BROOKSVILLE — The Hernando County Commission has shown a lack of leadership, a lack of transparency and failed to provide the public with needed information during this year's budget discussions, a constituent told commissioners in an email Tuesday.
The author urged commissioners to consider major cuts in county employee benefits as part of the budget talks they were scheduled to have later that day.
Allowing county employees 12 unpaid holidays a year, she wrote, was "over the moon.'' Eliminating seven of those could save the county $1.7 million annually, she figured.
The practice of county employees accruing time off and taking large lump-sum payments when they leave county employment is a luxury "we simply cannot afford,'' she wrote.
Providing some health insurance coverage for an employee's family, for vision, dental and life insurance policies, "are all nice insurances to have,'' the constituent wrote, "but I venture to say that a large segment of the county population cannot afford these coverages, which means that the county should not be increasing their taxes to provide a benefit their constituents cannot afford.''
The email baffled county Commissioner John Druzbick.
The reason? The author: Catie Blue, assistant finance director to Sheriff Al Nienhuis and the recipient of some of the same kinds of government benefits she was criticizing.
Nienhuis said Thursday he had been unaware that Blue had written or emailed the memo to commissioners. He said he was disappointed, did not agree with much of the memo and wished that Blue had talked to him before sending it, though he defended her right to do so as a private citizen.

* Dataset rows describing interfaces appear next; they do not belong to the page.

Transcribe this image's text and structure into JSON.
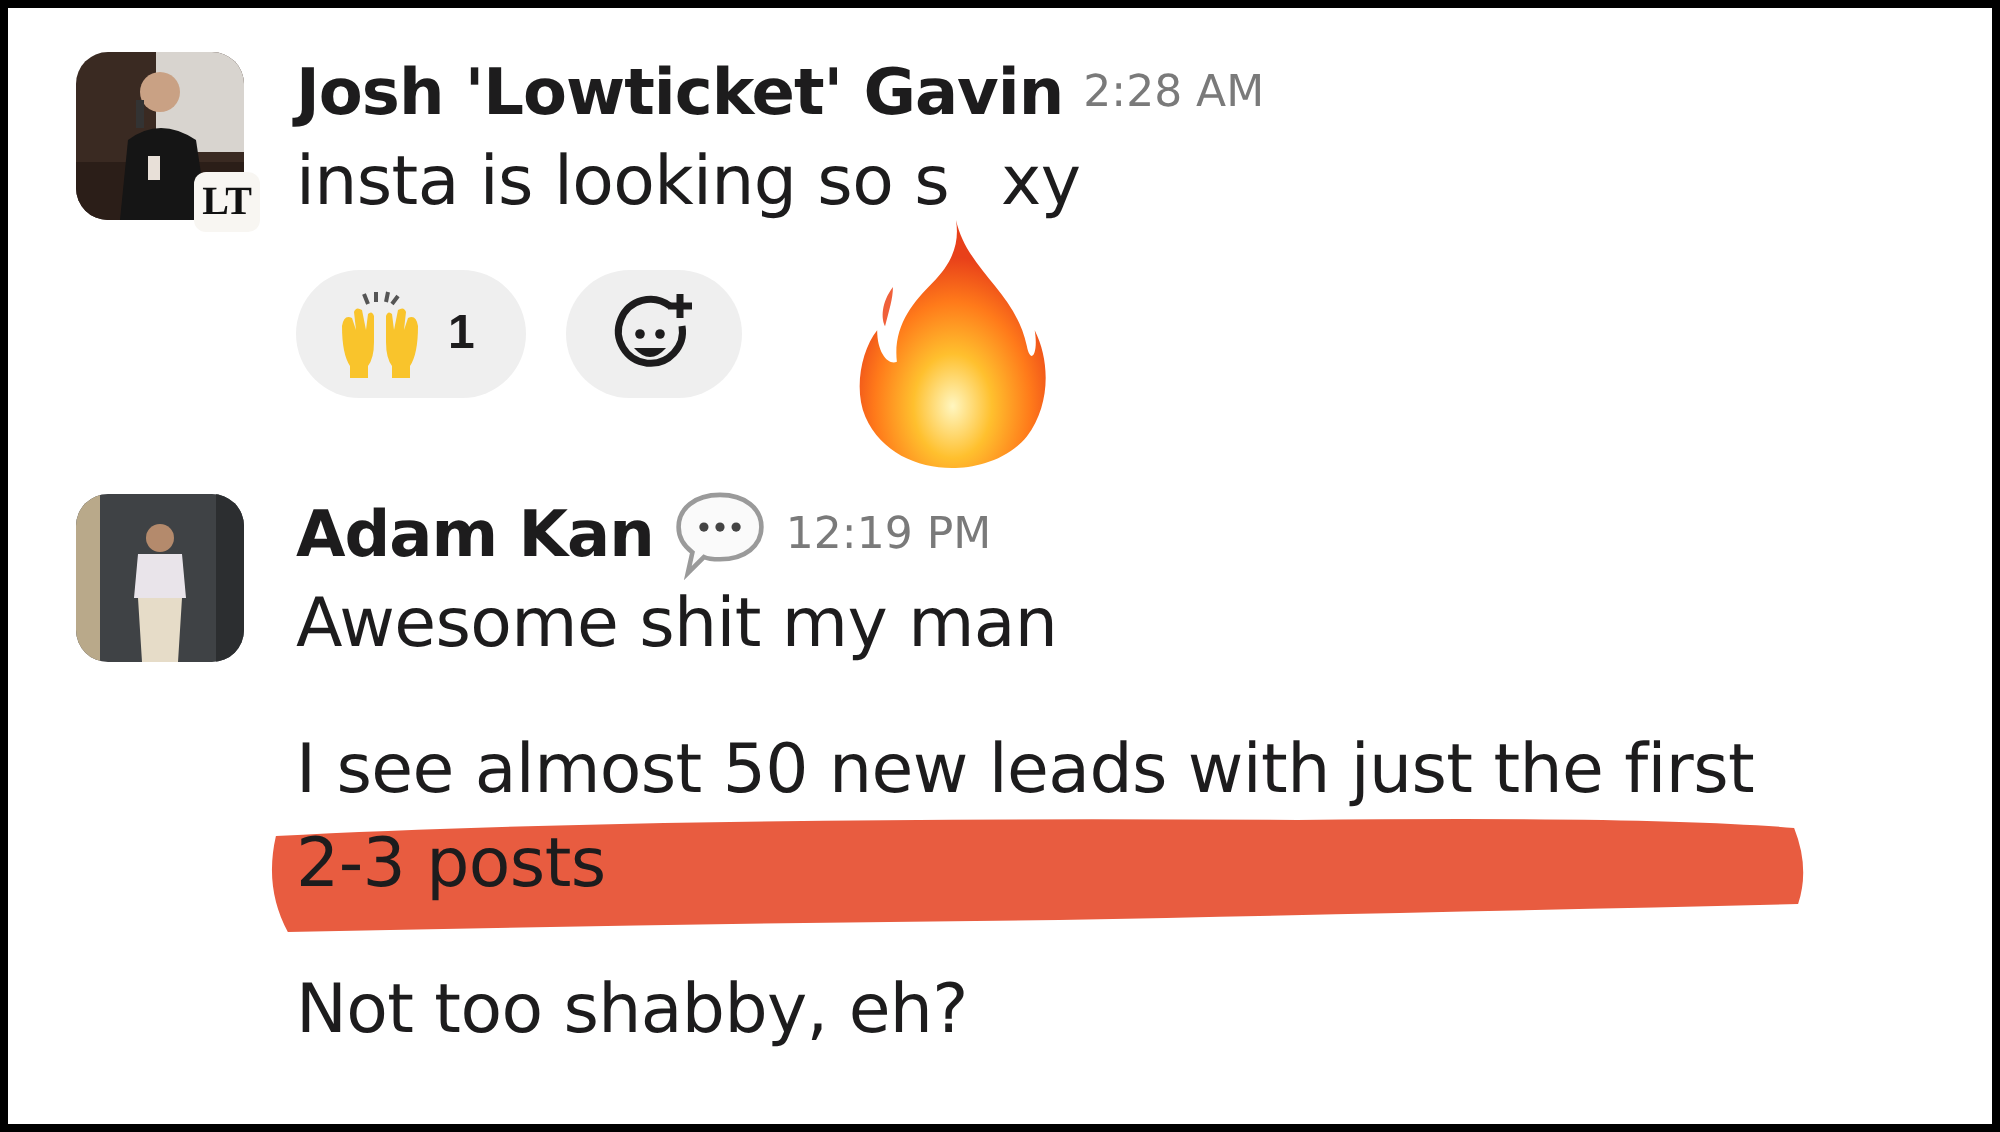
{
  "messages": [
    {
      "author": "Josh 'Lowticket' Gavin",
      "time": "2:28 AM",
      "avatar_badge": "LT",
      "text_parts": [
        "insta is looking so s",
        "xy"
      ],
      "fire_sticker": true,
      "reactions": [
        {
          "kind": "emoji",
          "count": "1"
        },
        {
          "kind": "add"
        }
      ]
    },
    {
      "author": "Adam Kan",
      "time": "12:19 PM",
      "status_icon": true,
      "paragraphs": [
        {
          "lines": [
            "Awesome shit my man"
          ],
          "highlighted": false
        },
        {
          "lines": [
            "I see almost 50 new leads with just the first",
            "2-3 posts"
          ],
          "highlighted": true
        },
        {
          "lines": [
            "Not too shabby, eh?"
          ],
          "highlighted": false
        }
      ]
    }
  ]
}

Blue said the memo was strictly her opinion as a taxpayer, and she said she could make no comment about the internal operations of the sheriff. Her comments, she said, were to some extent venting about the current state of the county budget.
The commission is facing a projected $5.8 million shortfall in the budget's general fund for 2012-13. Scenarios the commission will consider on Tuesday include a menu of difficult choices, including an increase in the property tax rate; closing libraries and parks; shutting down the Community Relations Department, the Cooperative Extension Service and the hazardous materials program, and parceling out cuts to constitutional officers, including millions of dollars in further cuts to the sheriff's budget.

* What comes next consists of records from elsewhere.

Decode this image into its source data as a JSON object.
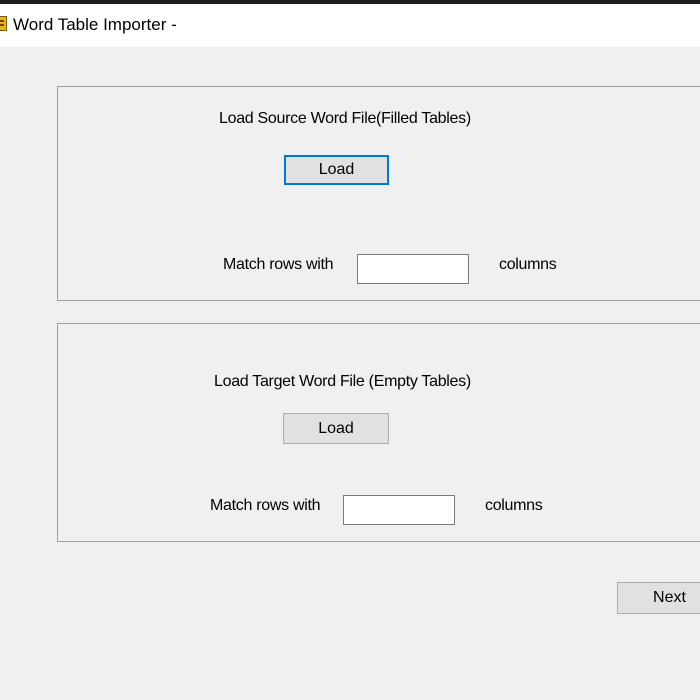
{
  "window": {
    "title": "Word Table Importer -"
  },
  "source_group": {
    "heading": "Load Source Word File(Filled Tables)",
    "load_label": "Load",
    "match_prefix": "Match rows with",
    "columns_value": "",
    "match_suffix": "columns"
  },
  "target_group": {
    "heading": "Load Target Word File (Empty Tables)",
    "load_label": "Load",
    "match_prefix": "Match rows with",
    "columns_value": "",
    "match_suffix": "columns"
  },
  "footer": {
    "next_label": "Next"
  },
  "colors": {
    "window_bg": "#f0f0f0",
    "titlebar_bg": "#ffffff",
    "focus_border": "#0078d7",
    "button_bg": "#e1e1e1"
  },
  "icons": {
    "app_icon": "app-icon"
  }
}
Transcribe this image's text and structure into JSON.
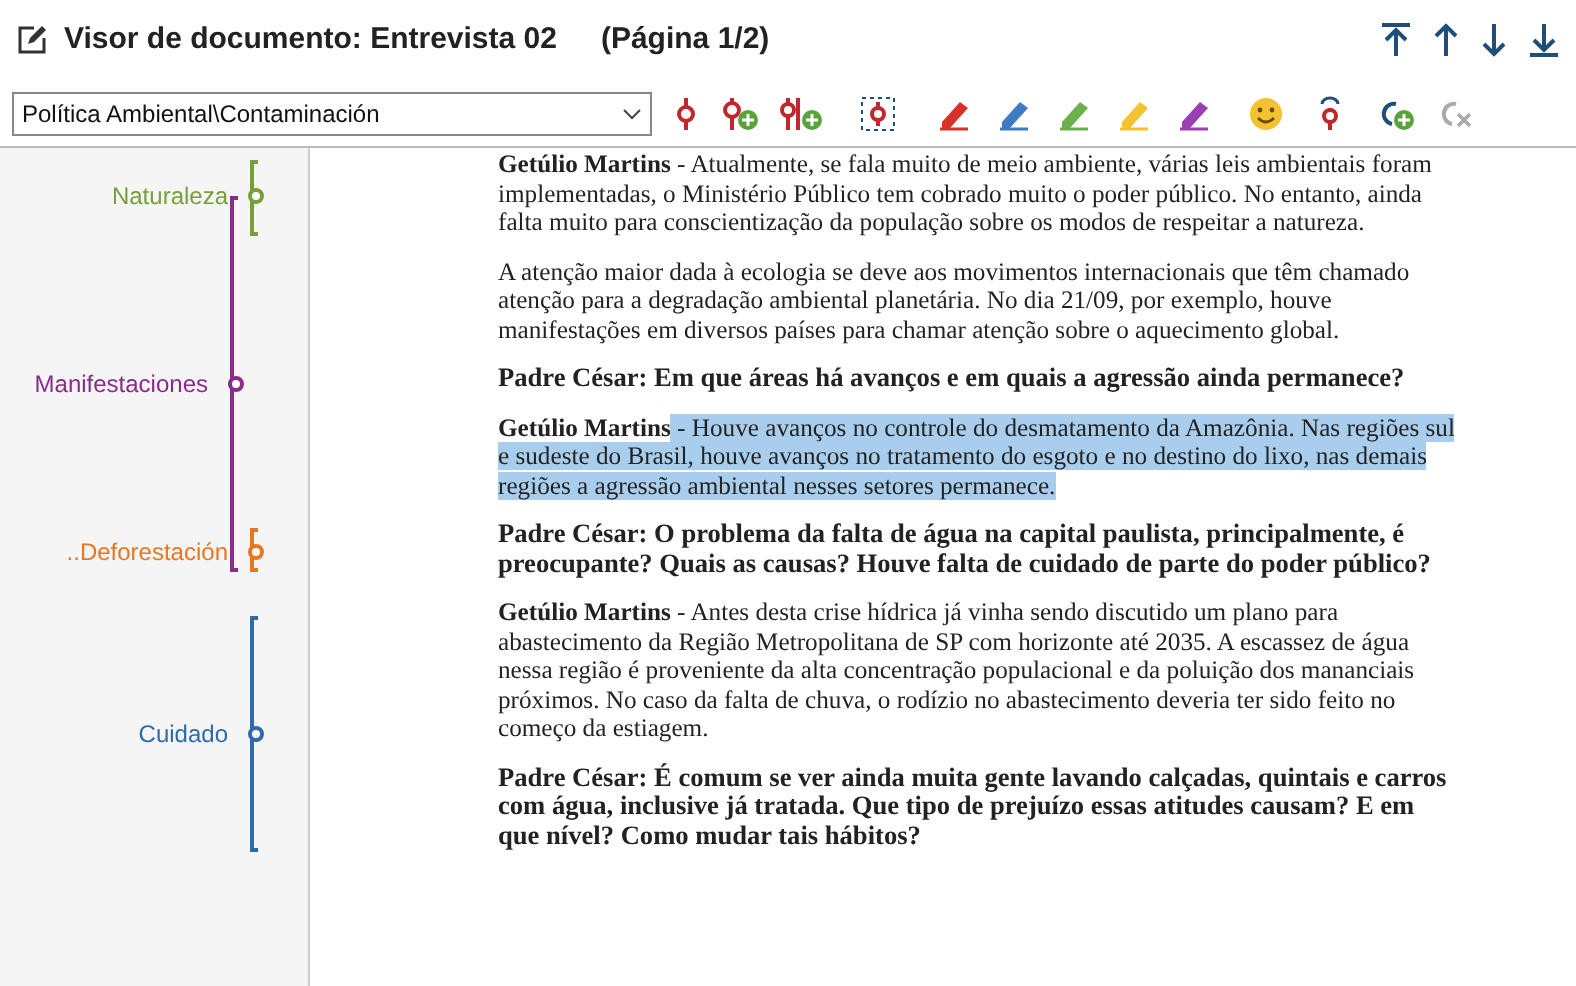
{
  "window": {
    "title": "Visor de documento: Entrevista 02",
    "page": "(Página 1/2)"
  },
  "code_selector": {
    "value": "Política Ambiental\\Contaminación"
  },
  "highlighters": [
    {
      "color": "#d9302c"
    },
    {
      "color": "#3d7bc4"
    },
    {
      "color": "#6ab04c"
    },
    {
      "color": "#f2c230"
    },
    {
      "color": "#9b3fb5"
    }
  ],
  "codes": [
    {
      "name": "Naturaleza",
      "color": "#77a03a"
    },
    {
      "name": "Manifestaciones",
      "color": "#8b2b8b"
    },
    {
      "name": "..Deforestación",
      "color": "#e87722"
    },
    {
      "name": "Cuidado",
      "color": "#2e6aad"
    }
  ],
  "paragraphs": [
    {
      "kind": "answer",
      "speaker": "Getúlio Martins",
      "text": " - Atualmente, se fala muito de meio ambiente, várias leis ambientais foram implementadas, o Ministério Público tem cobrado muito o poder público. No entanto, ainda falta muito para conscientização da população sobre os modos de respeitar a natureza.",
      "highlighted": false
    },
    {
      "kind": "plain",
      "text": "A atenção maior dada à ecologia se deve aos movimentos internacionais que têm chamado atenção para a degradação ambiental planetária. No dia 21/09, por exemplo, houve manifestações em diversos países para chamar atenção sobre o aquecimento global.",
      "highlighted": false
    },
    {
      "kind": "question",
      "text": "Padre César: Em que áreas há avanços e em quais a agressão ainda permanece?",
      "highlighted": false
    },
    {
      "kind": "answer",
      "speaker": "Getúlio Martins",
      "text": " - Houve avanços no controle do desmatamento da Amazônia. Nas regiões sul e sudeste do Brasil, houve avanços no tratamento do esgoto e no destino do lixo, nas demais regiões a agressão ambiental nesses setores permanece.",
      "highlighted": true
    },
    {
      "kind": "question",
      "text": "Padre César: O problema da falta de água na capital paulista, principalmente, é preocupante? Quais as causas? Houve falta de cuidado de parte do poder público?",
      "highlighted": false
    },
    {
      "kind": "answer",
      "speaker": "Getúlio Martins",
      "text": " - Antes desta crise hídrica já vinha sendo discutido um plano para abastecimento da Região Metropolitana de SP com horizonte até 2035. A escassez de água nessa região é proveniente da alta concentração populacional e da poluição dos mananciais próximos. No caso da falta de chuva, o rodízio no abastecimento deveria ter sido feito no começo da estiagem.",
      "highlighted": false
    },
    {
      "kind": "question",
      "text": "Padre César: É comum se ver ainda muita gente lavando calçadas, quintais e carros com água, inclusive já tratada. Que tipo de prejuízo essas atitudes causam? E em que nível? Como mudar tais hábitos?",
      "highlighted": false
    }
  ]
}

"We're in trouble,'' Blue said about the overall budget situation during an interview Thursday. "I get frustrated, and perhaps the memo was an expression of my frustration.''
In the memo, Blue suggested that commissioners are talking about a tax rate increase too soon.
"While I am not against a justified tax increase as part of the solution, it needs to be the last resort, not the first,'' she wrote.
The surprise expressed by Druzbick and other commissioners to the email was in large part because the commission traditionally questions the sheriff's spending during budget season. The sheriff's spending accounts for 60 percent of the county's $67 million general fund operating budget.
Commissioner Dave Russell said that while he welcomes input from all people on how to make the county's spending plan work, in the case of Blue's memo, "it might be more appropriate to shine the light internally over at the Sheriff's Office in terms of cuts to personnel and cuts to service levels.''
Russell said that, while the county has cut significant numbers of employees over the last few years, it has been able to maintain a good level of service. He said he hasn't seen the same kinds of personnel cuts by the sheriff.
Druzbick echoed that concern.
"How much has the general fund cut its budget, and how much has the sheriff cut his budget?'' he asked.
He said he was also frustrated by Blue's comments that the commission should look at other ways to cut the budget before raising the tax rate, which is something commissioners will consider voting on next week.
"I don't know that the public understands what we've been doing,'' Druzbick said. "I don't think it's the first solution that we have been looking at. We've been working on the budget since January. We've made numerous requests of staff to reduce the expenditures.''
As for cutting employee holidays and benefits, both Russell and Druzbick noted that they had attempted to do that, offering a contract to the Teamsters that would reduce holidays, impose furloughs, cut back the payouts when an employee leaves and reduce health benefits.
The Teamsters overwhelmingly rejected the contract, and the county had gone to impasse in negotiations. Talks regarding insurance continue.
Blue said that, for her part, she is willing to take on whatever cuts in benefits other county employees might face in the future.
"How can you ask our citizens to raise their taxes to provide more benefits to employees than our citizens themselves can afford?'' she asked.
Blue, who has worked at the Sheriff's Office since April 2008, earns an annual salary of $73,000, with a benefits package worth about $13,000.
Staff writer Tony Marrero contributed to this report. Barbara Behrendt can be reached at email@example.com or (352) 848-1434.